YOUR TASK: Your task is to output the listing exactly, leaving every image out.

RECORDS SHOWN:

-=-=-=-=-

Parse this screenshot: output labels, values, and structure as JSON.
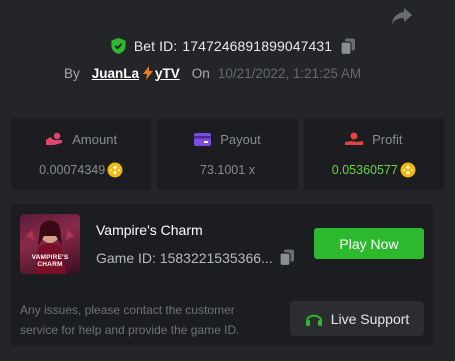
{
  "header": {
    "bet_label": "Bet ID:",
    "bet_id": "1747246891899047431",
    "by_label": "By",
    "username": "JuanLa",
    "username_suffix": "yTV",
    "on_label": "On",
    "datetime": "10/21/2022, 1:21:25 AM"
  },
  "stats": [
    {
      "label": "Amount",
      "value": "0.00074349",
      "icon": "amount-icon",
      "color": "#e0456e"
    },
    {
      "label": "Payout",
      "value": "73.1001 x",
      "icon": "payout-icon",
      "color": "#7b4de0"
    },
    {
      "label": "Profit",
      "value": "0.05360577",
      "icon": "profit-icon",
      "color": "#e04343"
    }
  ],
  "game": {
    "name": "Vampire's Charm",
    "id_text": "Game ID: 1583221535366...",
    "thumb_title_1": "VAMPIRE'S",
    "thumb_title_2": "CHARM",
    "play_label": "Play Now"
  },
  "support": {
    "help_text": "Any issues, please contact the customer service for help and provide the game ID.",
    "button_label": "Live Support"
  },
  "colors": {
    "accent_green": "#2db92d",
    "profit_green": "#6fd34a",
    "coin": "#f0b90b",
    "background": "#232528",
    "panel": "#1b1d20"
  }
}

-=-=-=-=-

COMPLETED EXERCISE:
Parse this screenshot: output labels, values, and structure as JSON.
{
  "header": {
    "bet_label": "Bet ID:",
    "bet_id": "1747246891899047431",
    "by_label": "By",
    "username": "JuanLa",
    "username_suffix": "yTV",
    "on_label": "On",
    "datetime": "10/21/2022, 1:21:25 AM"
  },
  "stats": [
    {
      "label": "Amount",
      "value": "0.00074349",
      "icon": "amount-icon",
      "color": "#e0456e"
    },
    {
      "label": "Payout",
      "value": "73.1001 x",
      "icon": "payout-icon",
      "color": "#7b4de0"
    },
    {
      "label": "Profit",
      "value": "0.05360577",
      "icon": "profit-icon",
      "color": "#e04343"
    }
  ],
  "game": {
    "name": "Vampire's Charm",
    "id_text": "Game ID: 1583221535366...",
    "thumb_title_1": "VAMPIRE'S",
    "thumb_title_2": "CHARM",
    "play_label": "Play Now"
  },
  "support": {
    "help_text": "Any issues, please contact the customer service for help and provide the game ID.",
    "button_label": "Live Support"
  },
  "colors": {
    "accent_green": "#2db92d",
    "profit_green": "#6fd34a",
    "coin": "#f0b90b",
    "background": "#232528",
    "panel": "#1b1d20"
  }
}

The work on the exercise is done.